## Problem requirements
What is needed is an exact copy of all the entries.

Data entries:
++++++++++

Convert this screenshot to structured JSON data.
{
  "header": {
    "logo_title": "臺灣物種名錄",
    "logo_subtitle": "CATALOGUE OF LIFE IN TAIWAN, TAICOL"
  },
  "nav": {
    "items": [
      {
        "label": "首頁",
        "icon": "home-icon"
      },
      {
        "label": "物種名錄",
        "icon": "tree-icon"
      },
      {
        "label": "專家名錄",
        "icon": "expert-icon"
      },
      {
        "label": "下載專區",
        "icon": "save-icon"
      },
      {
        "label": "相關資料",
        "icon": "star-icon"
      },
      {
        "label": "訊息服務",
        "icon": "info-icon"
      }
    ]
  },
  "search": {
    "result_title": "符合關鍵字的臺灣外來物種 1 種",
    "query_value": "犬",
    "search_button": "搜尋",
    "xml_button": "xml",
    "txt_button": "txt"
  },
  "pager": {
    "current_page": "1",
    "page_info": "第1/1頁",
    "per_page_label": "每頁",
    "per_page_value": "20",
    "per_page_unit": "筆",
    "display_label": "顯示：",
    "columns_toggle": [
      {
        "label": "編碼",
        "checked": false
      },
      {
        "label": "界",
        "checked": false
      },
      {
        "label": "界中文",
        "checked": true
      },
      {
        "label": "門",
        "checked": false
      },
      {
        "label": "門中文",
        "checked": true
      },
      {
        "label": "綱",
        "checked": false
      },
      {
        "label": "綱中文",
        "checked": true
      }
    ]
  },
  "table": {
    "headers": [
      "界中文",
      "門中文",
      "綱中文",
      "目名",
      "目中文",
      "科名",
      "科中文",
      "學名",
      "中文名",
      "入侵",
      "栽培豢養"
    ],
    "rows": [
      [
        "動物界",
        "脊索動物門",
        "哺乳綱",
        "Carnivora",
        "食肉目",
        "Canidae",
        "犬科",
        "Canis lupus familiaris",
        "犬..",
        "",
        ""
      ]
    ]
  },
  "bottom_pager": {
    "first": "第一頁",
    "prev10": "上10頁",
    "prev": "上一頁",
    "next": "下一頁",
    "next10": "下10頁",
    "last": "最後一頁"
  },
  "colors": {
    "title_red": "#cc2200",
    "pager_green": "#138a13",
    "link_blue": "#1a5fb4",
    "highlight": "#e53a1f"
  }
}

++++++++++

## Written reply
Convert this screenshot to structured JSON data.
{
  "header": {
    "logo_title": "臺灣物種名錄",
    "logo_subtitle": "CATALOGUE OF LIFE IN TAIWAN, TAICOL"
  },
  "nav": {
    "items": [
      {
        "label": "首頁",
        "icon": "home-icon"
      },
      {
        "label": "物種名錄",
        "icon": "tree-icon"
      },
      {
        "label": "專家名錄",
        "icon": "expert-icon"
      },
      {
        "label": "下載專區",
        "icon": "save-icon"
      },
      {
        "label": "相關資料",
        "icon": "star-icon"
      },
      {
        "label": "訊息服務",
        "icon": "info-icon"
      }
    ]
  },
  "search": {
    "result_title": "符合關鍵字的臺灣外來物種 1 種",
    "query_value": "犬",
    "search_button": "搜尋",
    "xml_button": "xml",
    "txt_button": "txt"
  },
  "pager": {
    "current_page": "1",
    "page_info": "第1/1頁",
    "per_page_label": "每頁",
    "per_page_value": "20",
    "per_page_unit": "筆",
    "display_label": "顯示：",
    "columns_toggle": [
      {
        "label": "編碼",
        "checked": false
      },
      {
        "label": "界",
        "checked": false
      },
      {
        "label": "界中文",
        "checked": true
      },
      {
        "label": "門",
        "checked": false
      },
      {
        "label": "門中文",
        "checked": true
      },
      {
        "label": "綱",
        "checked": false
      },
      {
        "label": "綱中文",
        "checked": true
      }
    ]
  },
  "table": {
    "headers": [
      "界中文",
      "門中文",
      "綱中文",
      "目名",
      "目中文",
      "科名",
      "科中文",
      "學名",
      "中文名",
      "入侵",
      "栽培豢養"
    ],
    "rows": [
      [
        "動物界",
        "脊索動物門",
        "哺乳綱",
        "Carnivora",
        "食肉目",
        "Canidae",
        "犬科",
        "Canis lupus familiaris",
        "犬..",
        "",
        ""
      ]
    ]
  },
  "bottom_pager": {
    "first": "第一頁",
    "prev10": "上10頁",
    "prev": "上一頁",
    "next": "下一頁",
    "next10": "下10頁",
    "last": "最後一頁"
  },
  "colors": {
    "title_red": "#cc2200",
    "pager_green": "#138a13",
    "link_blue": "#1a5fb4",
    "highlight": "#e53a1f"
  }
}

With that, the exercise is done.